--- Task input ---
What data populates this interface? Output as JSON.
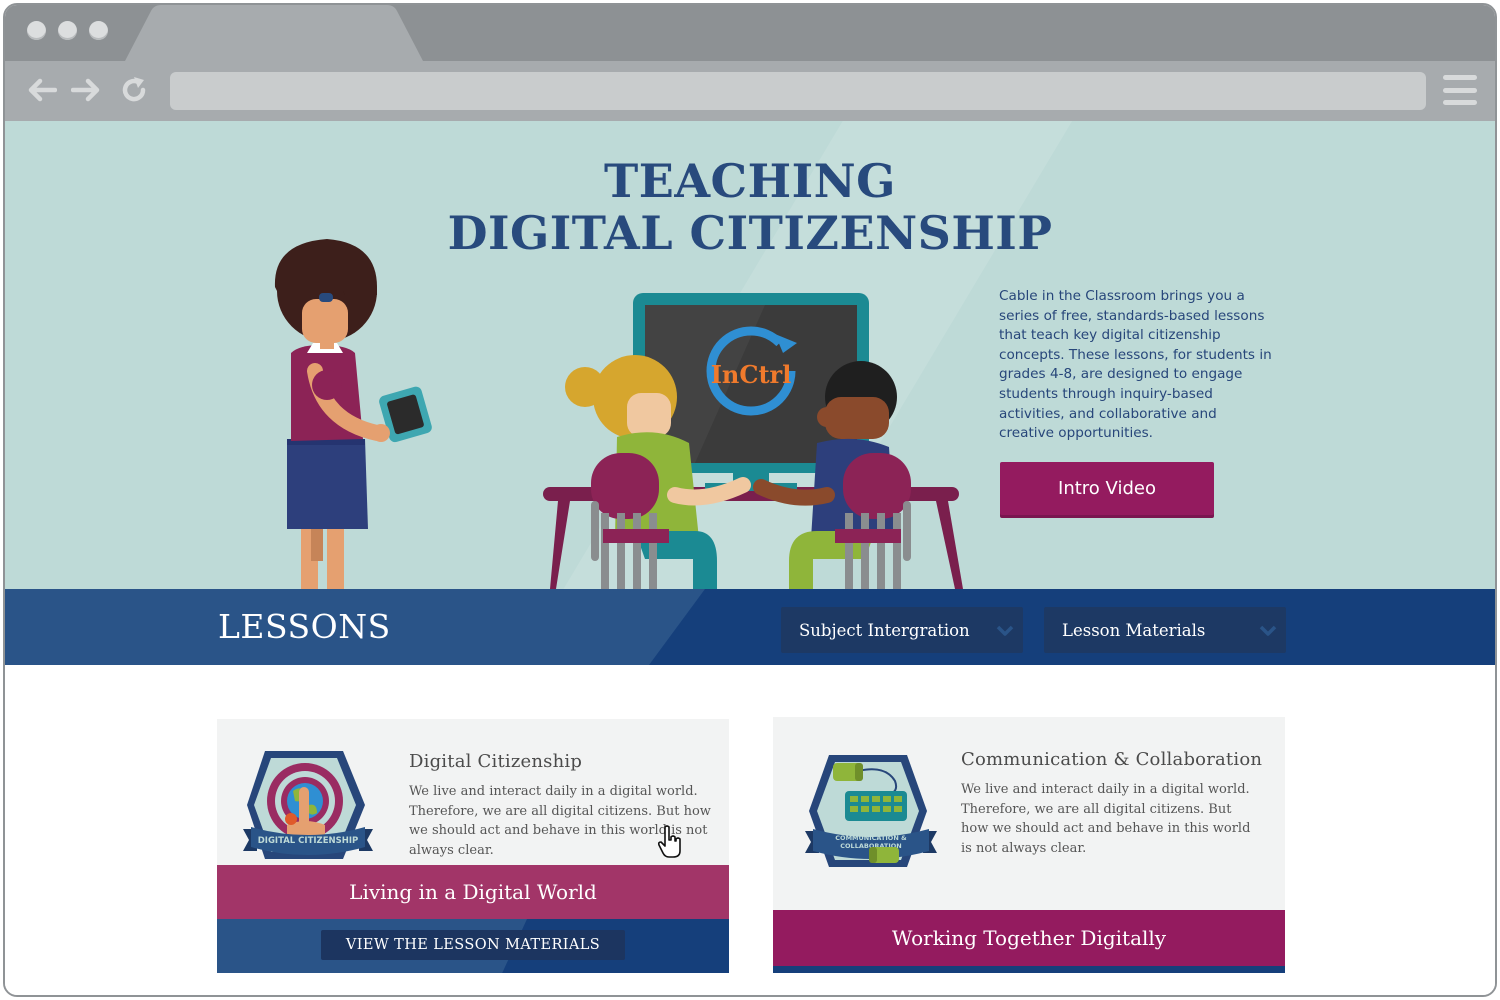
{
  "browser": {
    "url": "",
    "icons": [
      "back-arrow-icon",
      "forward-arrow-icon",
      "reload-icon",
      "hamburger-menu-icon"
    ]
  },
  "hero": {
    "title_line1": "TEACHING",
    "title_line2": "DIGITAL CITIZENSHIP",
    "description": "Cable in the Classroom brings you a series of free, standards-based lessons that teach key digital citizenship concepts. These lessons, for students in grades 4-8, are designed to engage students through inquiry-based  activities, and collaborative and creative opportunities.",
    "intro_button": "Intro Video",
    "screen_logo": "InCtrl"
  },
  "lessons_bar": {
    "title": "LESSONS",
    "dropdown1": "Subject Intergration",
    "dropdown2": "Lesson Materials"
  },
  "cards": [
    {
      "title": "Digital Citizenship",
      "text": "We live and interact daily in a digital world. Therefore, we are all digital citizens. But how we should act and behave in this world is not always clear.",
      "badge_label": "DIGITAL CITIZENSHIP",
      "band": "Living in a Digital World",
      "button": "VIEW THE LESSON MATERIALS"
    },
    {
      "title": "Communication & Collaboration",
      "text": "We live and interact daily in a digital world. Therefore, we are all digital citizens. But how we should act and behave in this world is not always clear.",
      "badge_label_line1": "COMMUNICATION &",
      "badge_label_line2": "COLLABORATION",
      "band": "Working Together Digitally"
    }
  ],
  "colors": {
    "hero_bg": "#bedad7",
    "title_blue": "#284a7d",
    "bar_blue": "#153f7b",
    "magenta": "#941b5f",
    "band_pink": "#a23568"
  }
}
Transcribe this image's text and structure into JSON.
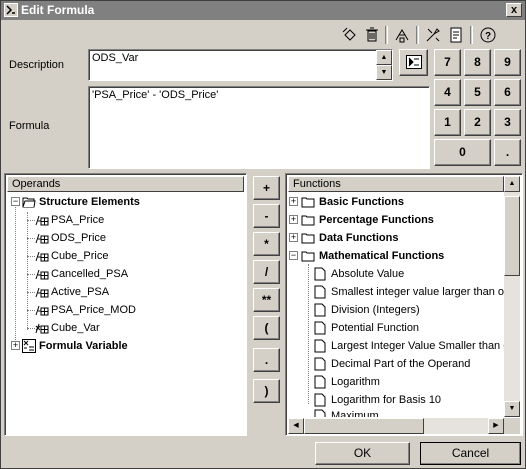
{
  "window": {
    "title": "Edit Formula",
    "close_label": "x"
  },
  "toolbar": {
    "icons": [
      "undo-icon",
      "delete-icon",
      "structure-icon",
      "tools-icon",
      "document-icon",
      "help-icon"
    ]
  },
  "description": {
    "label": "Description",
    "value": "ODS_Var"
  },
  "formula": {
    "label": "Formula",
    "value": "'PSA_Price' - 'ODS_Price'"
  },
  "keypad": {
    "keys": [
      "7",
      "8",
      "9",
      "4",
      "5",
      "6",
      "1",
      "2",
      "3",
      "0",
      "."
    ]
  },
  "operands": {
    "header": "Operands",
    "group1": "Structure Elements",
    "items": [
      "PSA_Price",
      "ODS_Price",
      "Cube_Price",
      "Cancelled_PSA",
      "Active_PSA",
      "PSA_Price_MOD",
      "Cube_Var"
    ],
    "group2": "Formula Variable"
  },
  "operators": [
    "+",
    "-",
    "*",
    "/",
    "**",
    "(",
    ".",
    ")"
  ],
  "functions": {
    "header": "Functions",
    "groups": [
      "Basic Functions",
      "Percentage Functions",
      "Data Functions",
      "Mathematical Functions"
    ],
    "items": [
      "Absolute Value",
      "Smallest integer value larger than ope",
      "Division (Integers)",
      "Potential Function",
      "Largest Integer Value Smaller than O",
      "Decimal Part of the Operand",
      "Logarithm",
      "Logarithm for Basis 10",
      "Maximum"
    ]
  },
  "footer": {
    "ok": "OK",
    "cancel": "Cancel"
  }
}
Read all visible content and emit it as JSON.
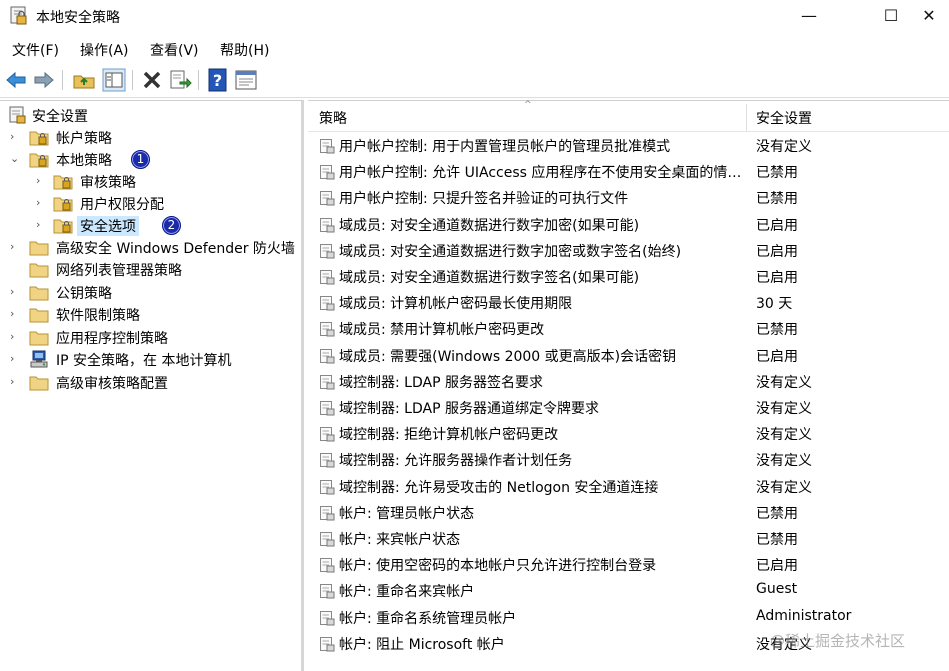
{
  "window": {
    "title": "本地安全策略",
    "min": "—",
    "max": "☐",
    "close": "✕"
  },
  "menu": [
    "文件(F)",
    "操作(A)",
    "查看(V)",
    "帮助(H)"
  ],
  "toolbar": [
    "back-icon",
    "forward-icon",
    "up-folder-icon",
    "show-tree-icon",
    "delete-icon",
    "export-icon",
    "help-icon",
    "properties-icon"
  ],
  "tree": {
    "root": "安全设置",
    "items": [
      {
        "label": "帐户策略"
      },
      {
        "label": "本地策略",
        "badge": "1"
      },
      {
        "label": "审核策略"
      },
      {
        "label": "用户权限分配"
      },
      {
        "label": "安全选项",
        "badge": "2"
      },
      {
        "label": "高级安全 Windows Defender 防火墙"
      },
      {
        "label": "网络列表管理器策略"
      },
      {
        "label": "公钥策略"
      },
      {
        "label": "软件限制策略"
      },
      {
        "label": "应用程序控制策略"
      },
      {
        "label": "IP 安全策略，在 本地计算机"
      },
      {
        "label": "高级审核策略配置"
      }
    ]
  },
  "list": {
    "col_policy": "策略",
    "col_setting": "安全设置",
    "rows": [
      {
        "name": "用户帐户控制: 用于内置管理员帐户的管理员批准模式",
        "value": "没有定义"
      },
      {
        "name": "用户帐户控制: 允许 UIAccess 应用程序在不使用安全桌面的情况下提升权限",
        "value": "已禁用"
      },
      {
        "name": "用户帐户控制: 只提升签名并验证的可执行文件",
        "value": "已禁用"
      },
      {
        "name": "域成员: 对安全通道数据进行数字加密(如果可能)",
        "value": "已启用"
      },
      {
        "name": "域成员: 对安全通道数据进行数字加密或数字签名(始终)",
        "value": "已启用"
      },
      {
        "name": "域成员: 对安全通道数据进行数字签名(如果可能)",
        "value": "已启用"
      },
      {
        "name": "域成员: 计算机帐户密码最长使用期限",
        "value": "30 天"
      },
      {
        "name": "域成员: 禁用计算机帐户密码更改",
        "value": "已禁用"
      },
      {
        "name": "域成员: 需要强(Windows 2000 或更高版本)会话密钥",
        "value": "已启用"
      },
      {
        "name": "域控制器: LDAP 服务器签名要求",
        "value": "没有定义"
      },
      {
        "name": "域控制器: LDAP 服务器通道绑定令牌要求",
        "value": "没有定义"
      },
      {
        "name": "域控制器: 拒绝计算机帐户密码更改",
        "value": "没有定义"
      },
      {
        "name": "域控制器: 允许服务器操作者计划任务",
        "value": "没有定义"
      },
      {
        "name": "域控制器:  允许易受攻击的 Netlogon 安全通道连接",
        "value": "没有定义"
      },
      {
        "name": "帐户: 管理员帐户状态",
        "value": "已禁用"
      },
      {
        "name": "帐户: 来宾帐户状态",
        "value": "已禁用"
      },
      {
        "name": "帐户: 使用空密码的本地帐户只允许进行控制台登录",
        "value": "已启用"
      },
      {
        "name": "帐户: 重命名来宾帐户",
        "value": "Guest"
      },
      {
        "name": "帐户: 重命名系统管理员帐户",
        "value": "Administrator"
      },
      {
        "name": "帐户: 阻止 Microsoft 帐户",
        "value": "没有定义"
      }
    ]
  },
  "watermark": "@稀土掘金技术社区"
}
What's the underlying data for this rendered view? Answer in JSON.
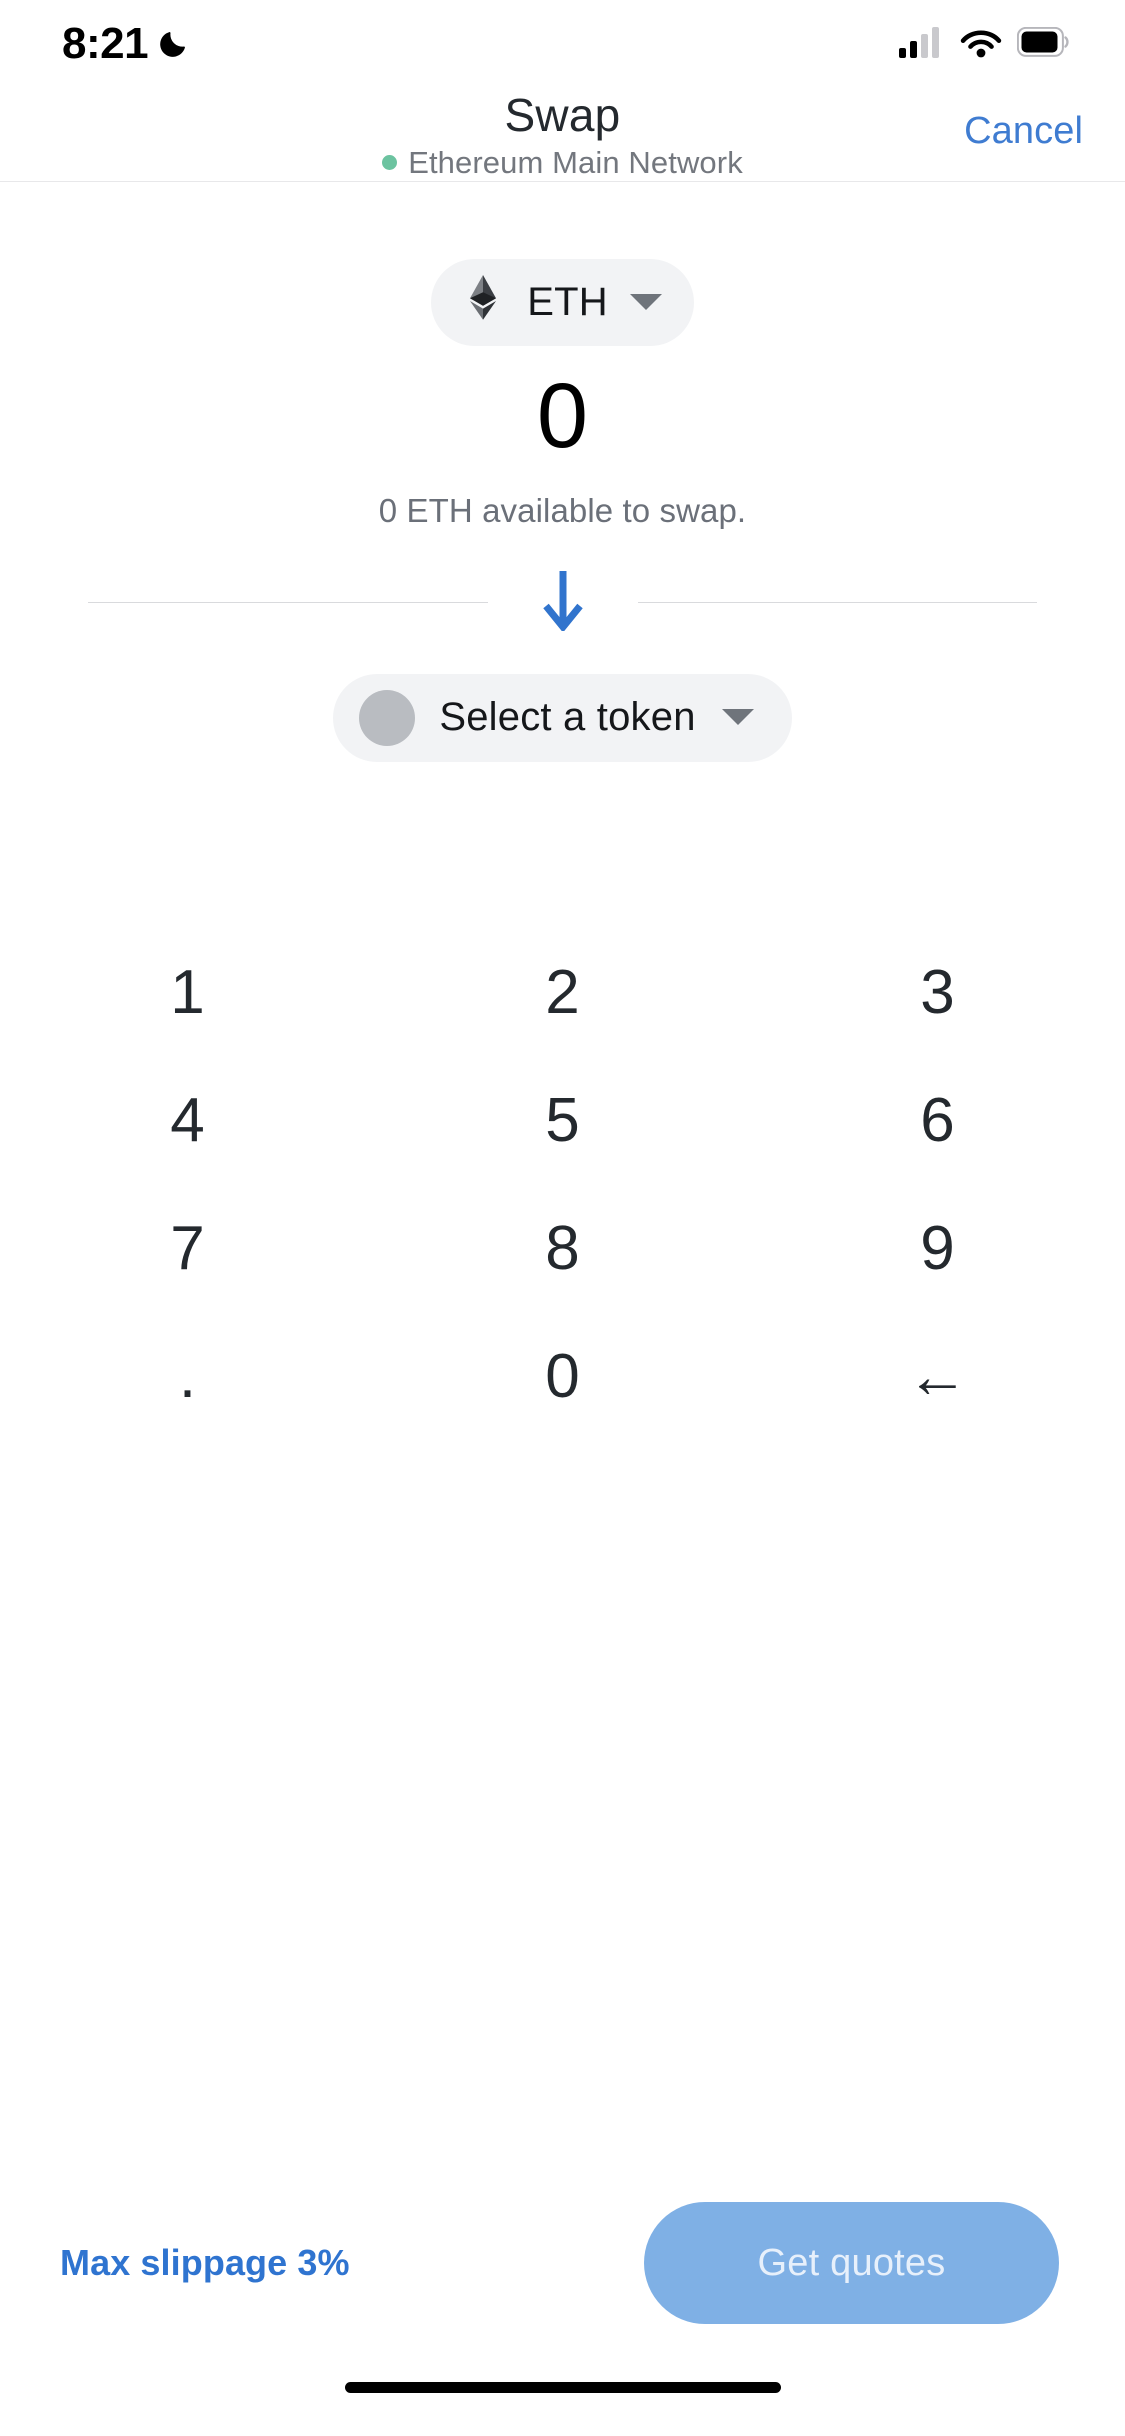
{
  "status_bar": {
    "time": "8:21",
    "dnd_icon": "crescent-moon-icon",
    "signal_icon": "cellular-signal-icon",
    "wifi_icon": "wifi-icon",
    "battery_icon": "battery-icon"
  },
  "header": {
    "title": "Swap",
    "network_name": "Ethereum Main Network",
    "network_dot_color": "#6cc3a0",
    "cancel_label": "Cancel",
    "cancel_color": "#3f7cd1"
  },
  "swap_form": {
    "source": {
      "token_symbol": "ETH",
      "token_icon": "ethereum-logo-icon",
      "dropdown_icon": "chevron-down-icon",
      "amount": "0",
      "available_text": "0 ETH available to swap."
    },
    "swap_direction_icon": "arrow-down-icon",
    "swap_direction_color": "#3174cd",
    "destination": {
      "label": "Select a token",
      "token_icon": "token-placeholder-icon",
      "dropdown_icon": "chevron-down-icon"
    }
  },
  "keypad": {
    "keys": [
      {
        "label": "1",
        "name": "key-1"
      },
      {
        "label": "2",
        "name": "key-2"
      },
      {
        "label": "3",
        "name": "key-3"
      },
      {
        "label": "4",
        "name": "key-4"
      },
      {
        "label": "5",
        "name": "key-5"
      },
      {
        "label": "6",
        "name": "key-6"
      },
      {
        "label": "7",
        "name": "key-7"
      },
      {
        "label": "8",
        "name": "key-8"
      },
      {
        "label": "9",
        "name": "key-9"
      },
      {
        "label": ".",
        "name": "key-decimal"
      },
      {
        "label": "0",
        "name": "key-0"
      },
      {
        "label": "←",
        "name": "key-backspace"
      }
    ]
  },
  "bottom_bar": {
    "slippage_label": "Max slippage 3%",
    "slippage_color": "#2f74d0",
    "get_quotes_label": "Get quotes",
    "get_quotes_bg": "#7fb0e5",
    "get_quotes_text_color": "#e7f0fb"
  }
}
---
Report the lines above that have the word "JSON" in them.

**Written response**
What data populates this interface? Output as JSON.
Transcribe this image's text and structure into JSON.
Read all visible content and emit it as JSON.
What's the underlying data for this rendered view? Answer in JSON.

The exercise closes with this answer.